**What you need to do:** Your response should consist of one number, the count of lines below that contain "Родительская".

**Provided data:**
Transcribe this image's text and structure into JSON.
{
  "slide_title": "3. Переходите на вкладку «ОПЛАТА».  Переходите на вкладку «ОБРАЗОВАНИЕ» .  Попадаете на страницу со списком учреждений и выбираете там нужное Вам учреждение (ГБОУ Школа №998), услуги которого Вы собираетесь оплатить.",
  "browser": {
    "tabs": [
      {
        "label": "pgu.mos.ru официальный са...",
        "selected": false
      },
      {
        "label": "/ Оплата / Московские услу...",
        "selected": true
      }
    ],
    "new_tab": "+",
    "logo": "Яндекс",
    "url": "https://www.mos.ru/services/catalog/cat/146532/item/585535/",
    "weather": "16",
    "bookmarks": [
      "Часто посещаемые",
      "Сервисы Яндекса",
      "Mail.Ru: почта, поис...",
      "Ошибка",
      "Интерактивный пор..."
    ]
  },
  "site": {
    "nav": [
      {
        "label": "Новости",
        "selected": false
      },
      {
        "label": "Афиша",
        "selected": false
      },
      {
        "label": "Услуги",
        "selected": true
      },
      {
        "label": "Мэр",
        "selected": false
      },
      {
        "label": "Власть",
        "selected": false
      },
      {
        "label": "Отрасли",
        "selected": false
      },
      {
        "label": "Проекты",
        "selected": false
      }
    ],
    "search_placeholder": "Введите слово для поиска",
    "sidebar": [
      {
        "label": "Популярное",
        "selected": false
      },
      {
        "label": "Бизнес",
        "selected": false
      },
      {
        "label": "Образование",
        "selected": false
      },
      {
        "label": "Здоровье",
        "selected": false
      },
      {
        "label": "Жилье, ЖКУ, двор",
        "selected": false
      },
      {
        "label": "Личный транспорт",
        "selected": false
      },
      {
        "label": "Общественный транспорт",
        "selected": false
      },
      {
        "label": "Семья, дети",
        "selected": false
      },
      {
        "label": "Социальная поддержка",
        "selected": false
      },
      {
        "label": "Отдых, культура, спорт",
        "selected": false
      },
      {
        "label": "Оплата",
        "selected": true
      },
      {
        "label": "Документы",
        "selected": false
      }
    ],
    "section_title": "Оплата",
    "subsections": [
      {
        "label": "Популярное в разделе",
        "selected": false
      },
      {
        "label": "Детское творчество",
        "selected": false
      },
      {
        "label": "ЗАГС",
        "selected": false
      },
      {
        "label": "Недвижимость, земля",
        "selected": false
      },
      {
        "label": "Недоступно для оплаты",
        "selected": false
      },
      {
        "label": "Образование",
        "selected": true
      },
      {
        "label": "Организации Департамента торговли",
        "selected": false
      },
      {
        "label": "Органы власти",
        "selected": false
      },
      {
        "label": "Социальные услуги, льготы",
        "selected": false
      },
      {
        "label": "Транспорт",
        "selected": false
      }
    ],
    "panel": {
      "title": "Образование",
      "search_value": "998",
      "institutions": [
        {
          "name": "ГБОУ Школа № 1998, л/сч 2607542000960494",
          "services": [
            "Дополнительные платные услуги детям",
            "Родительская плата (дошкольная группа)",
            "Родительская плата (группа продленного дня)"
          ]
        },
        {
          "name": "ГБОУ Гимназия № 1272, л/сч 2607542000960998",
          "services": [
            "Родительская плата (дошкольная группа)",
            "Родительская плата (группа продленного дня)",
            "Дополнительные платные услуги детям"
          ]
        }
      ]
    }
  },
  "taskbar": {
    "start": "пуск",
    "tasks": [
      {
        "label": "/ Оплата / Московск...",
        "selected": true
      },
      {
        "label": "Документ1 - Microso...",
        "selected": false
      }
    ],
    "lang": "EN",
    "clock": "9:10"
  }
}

**Exercise output:** 4